10. Marshall, S. (2012). Planning, Design and the Complexity of Cities. In: J. Portugali, H. Meyer, E. Stolk, and E. Tan, eds., Complexity Theories of Cities Have Come of Age, Berlin: Springer, pp.191-205.
11. Rauws, W. (2017). Embracing Uncertainty Without Abandoning Planning, disP – The Planning ReviewJournal of the American Planning Association, pp. 1-14.
13. van der Heijden, K. (2005), Scenarios: The Art of Strategic Conversation, 2nd ed. England: John Wiley & Sons.
14. Senate Department for Urban Development and Housing (2016), Berlin Strategy: Urban Development Concept Berlin 2030, Berlin: Senate Department for Urban Development and Housing.
15. Goodspeed, R. (2020). Scenario Planning for Cities and Regions: Managing and envisioning uncertain futures.

The authors would like to thank the Robert Bosch Foundation for funding the study (Grant no. 32.5.F070.0017.0). The authors would also like to thank members of the “Open City: Theories, Perspectives, Instruments” project for their constructive comments and contribution. We also thank Julia Böhnlein and Burcu Daglayan for the visualization of graphics.

Grace Abou Jaoude
is a research associate at the Institute for Sustainable Urbanism (ISU). Her research examines urban rural relations in the context of future uncertainty. Grace received her Master of Science in Urbanism from TU Delft and has previously worked at Het Nieuwe Instituut, Netherlands.

Olaf Mumm
is a senior researcher and deputy head of the Institute for Sustainable Urbanism (ISU) at TU Braunschweig. Olaf is a trained architect and urban designer. He has over ten years of experience at the interface between urban planning and design in praxis and research.

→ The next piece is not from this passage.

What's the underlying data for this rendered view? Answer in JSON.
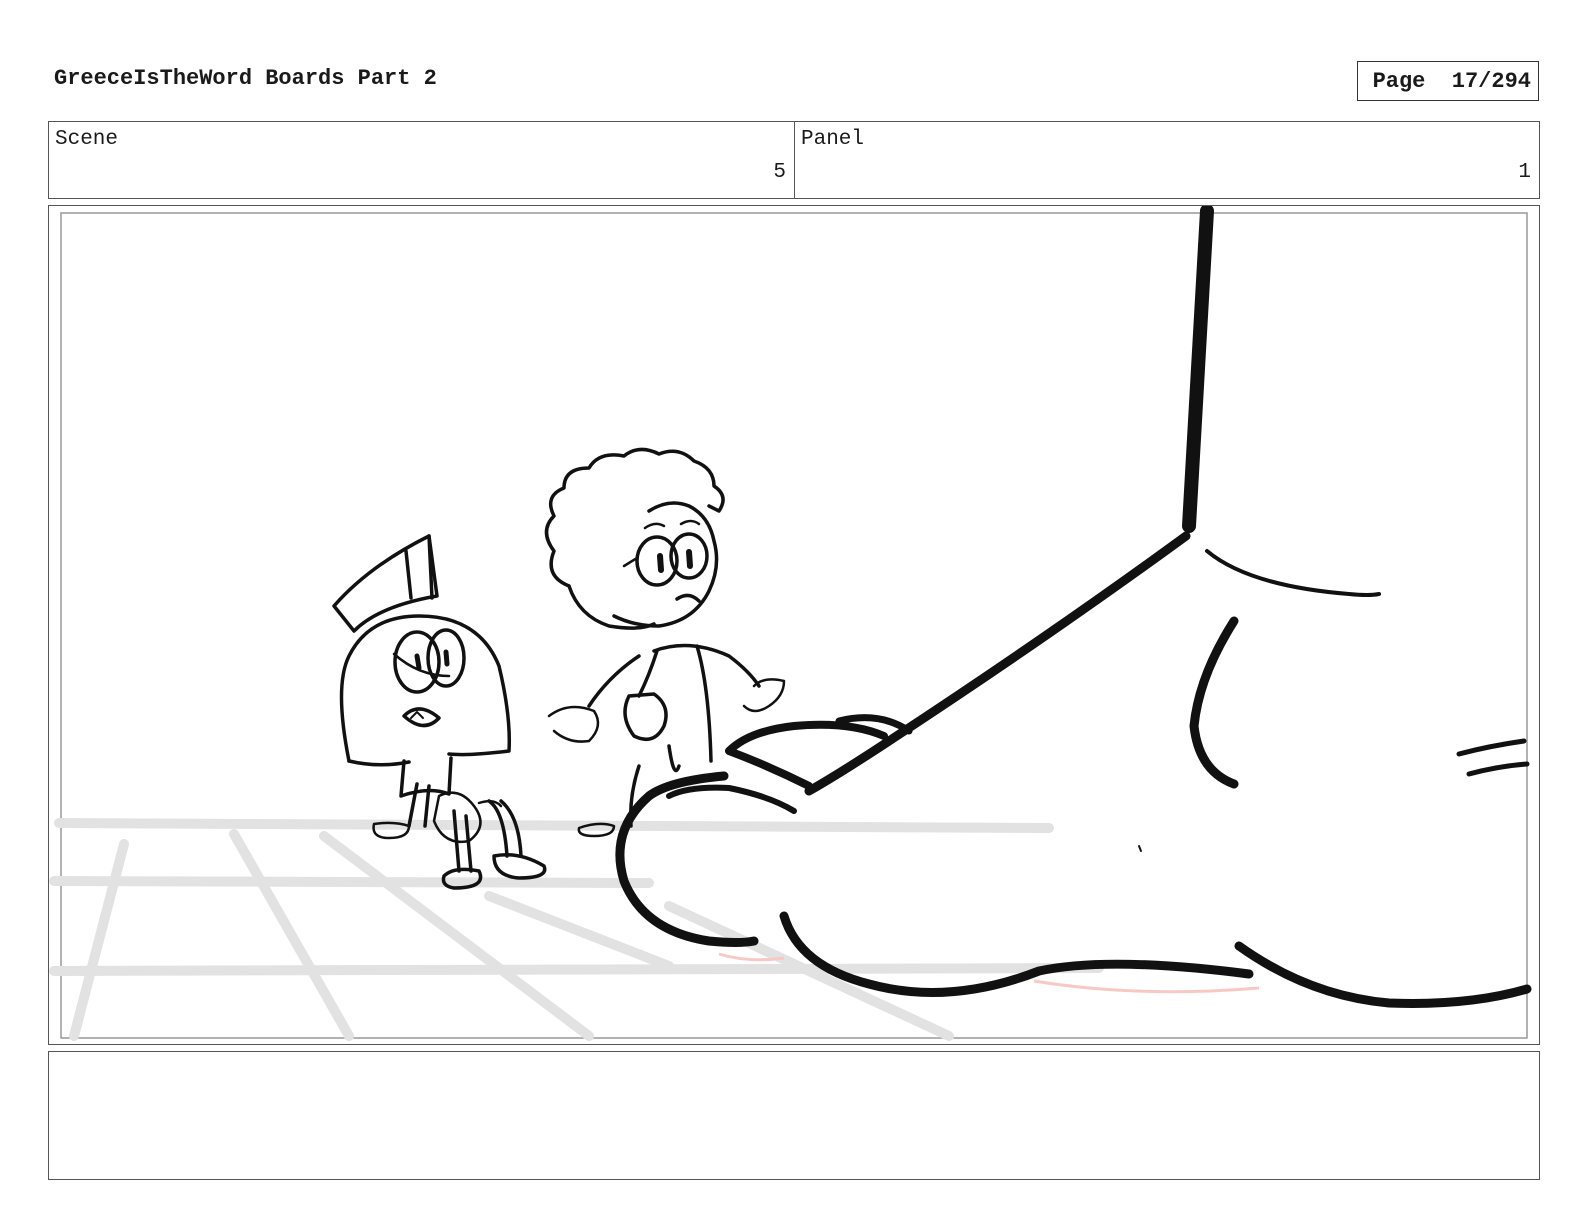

Majd Murad
is a research associate at the Institute for Sustainable Urbanism (ISU), his work focuses on the development and implementation of computational methods in analyzing urban spaces. Majd received his Master’s degree in Media Architecture from the Bauhaus University Weimar in 2017.

Vanessa Miriam Carlow
is a Professor at TU Braunschweig and Director of the Institute for Sustainable Urbanism (ISU). She is a practicing architect and urban designer. She co-founded COBE Copenhagen in 2005 and founded COBE Berlin in 2012. Carlow has written, taught and lectured in universities worldwide.

The Institute for Sustainable Urbanism (ISU)


Volume 4, no. 2 Summer 2021